(Stored data entries)

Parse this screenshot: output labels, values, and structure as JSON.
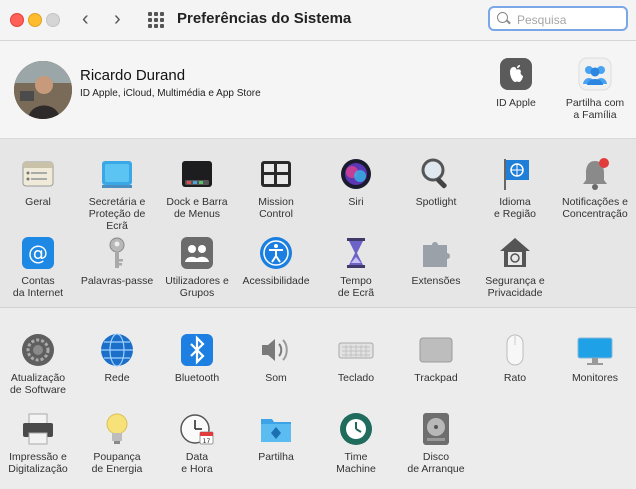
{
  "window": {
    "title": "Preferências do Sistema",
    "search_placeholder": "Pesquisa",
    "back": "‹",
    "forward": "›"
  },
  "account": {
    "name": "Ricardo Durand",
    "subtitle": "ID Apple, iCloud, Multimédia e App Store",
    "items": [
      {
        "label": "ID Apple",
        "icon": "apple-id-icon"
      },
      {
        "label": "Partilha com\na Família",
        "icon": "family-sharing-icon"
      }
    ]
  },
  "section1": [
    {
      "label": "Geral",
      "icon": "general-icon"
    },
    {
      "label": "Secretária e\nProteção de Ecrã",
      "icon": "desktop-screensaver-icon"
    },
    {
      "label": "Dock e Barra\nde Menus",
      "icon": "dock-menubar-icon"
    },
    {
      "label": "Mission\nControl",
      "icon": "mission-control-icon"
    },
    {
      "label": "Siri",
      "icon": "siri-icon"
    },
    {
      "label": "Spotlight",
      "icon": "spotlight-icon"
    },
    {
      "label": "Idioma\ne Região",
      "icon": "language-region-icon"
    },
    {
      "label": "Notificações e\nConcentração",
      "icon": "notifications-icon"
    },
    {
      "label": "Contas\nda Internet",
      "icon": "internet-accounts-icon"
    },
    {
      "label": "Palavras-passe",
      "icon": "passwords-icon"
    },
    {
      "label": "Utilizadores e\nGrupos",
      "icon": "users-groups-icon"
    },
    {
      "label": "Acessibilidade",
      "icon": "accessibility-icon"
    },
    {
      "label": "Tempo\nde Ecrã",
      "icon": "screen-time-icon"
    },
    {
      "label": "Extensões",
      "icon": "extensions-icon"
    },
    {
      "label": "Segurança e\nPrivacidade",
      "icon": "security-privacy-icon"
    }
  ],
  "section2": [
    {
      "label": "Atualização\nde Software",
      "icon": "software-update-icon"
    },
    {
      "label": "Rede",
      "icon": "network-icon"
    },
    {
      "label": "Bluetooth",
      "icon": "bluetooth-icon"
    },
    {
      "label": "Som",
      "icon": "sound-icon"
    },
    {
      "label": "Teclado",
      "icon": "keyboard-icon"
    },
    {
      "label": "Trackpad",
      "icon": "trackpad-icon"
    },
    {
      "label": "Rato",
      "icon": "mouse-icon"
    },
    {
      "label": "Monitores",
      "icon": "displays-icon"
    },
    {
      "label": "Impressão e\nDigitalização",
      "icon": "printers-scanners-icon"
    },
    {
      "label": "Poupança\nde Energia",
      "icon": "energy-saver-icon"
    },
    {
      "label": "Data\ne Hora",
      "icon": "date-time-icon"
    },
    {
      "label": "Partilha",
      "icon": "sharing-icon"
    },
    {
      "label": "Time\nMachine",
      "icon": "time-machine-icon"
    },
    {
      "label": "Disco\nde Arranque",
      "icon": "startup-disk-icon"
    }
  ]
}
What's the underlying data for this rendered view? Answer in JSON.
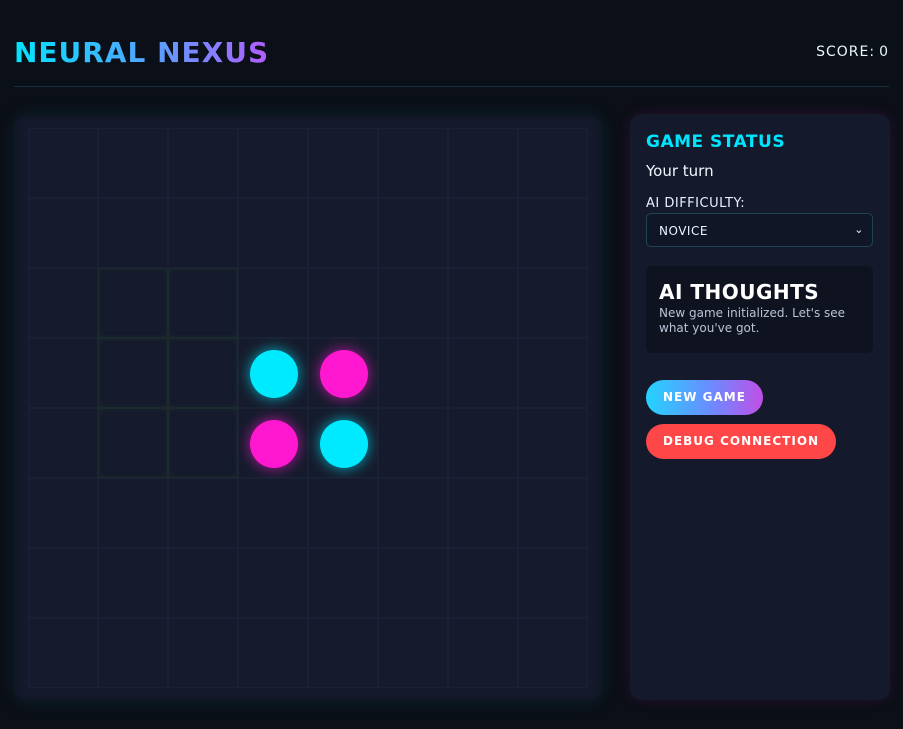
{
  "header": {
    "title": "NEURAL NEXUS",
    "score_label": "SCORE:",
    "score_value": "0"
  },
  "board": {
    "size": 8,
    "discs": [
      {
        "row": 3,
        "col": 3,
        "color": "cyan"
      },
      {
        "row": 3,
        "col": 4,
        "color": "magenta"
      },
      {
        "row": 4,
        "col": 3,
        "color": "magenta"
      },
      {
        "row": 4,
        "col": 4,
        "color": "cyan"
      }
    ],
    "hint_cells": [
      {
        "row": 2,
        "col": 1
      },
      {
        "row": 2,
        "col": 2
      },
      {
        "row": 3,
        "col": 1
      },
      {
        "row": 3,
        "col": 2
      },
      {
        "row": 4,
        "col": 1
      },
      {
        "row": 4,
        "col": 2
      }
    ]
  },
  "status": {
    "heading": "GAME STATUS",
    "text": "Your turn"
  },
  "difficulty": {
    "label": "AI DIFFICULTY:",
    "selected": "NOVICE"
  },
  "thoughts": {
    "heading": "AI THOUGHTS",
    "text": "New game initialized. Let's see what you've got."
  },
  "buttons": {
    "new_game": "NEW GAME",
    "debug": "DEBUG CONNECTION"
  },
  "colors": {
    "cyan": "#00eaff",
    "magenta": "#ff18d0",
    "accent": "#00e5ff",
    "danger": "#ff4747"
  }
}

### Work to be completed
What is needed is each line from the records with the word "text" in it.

### Solution
    "text": "Your turn"
    "text": "New game initialized. Let's see what you've got."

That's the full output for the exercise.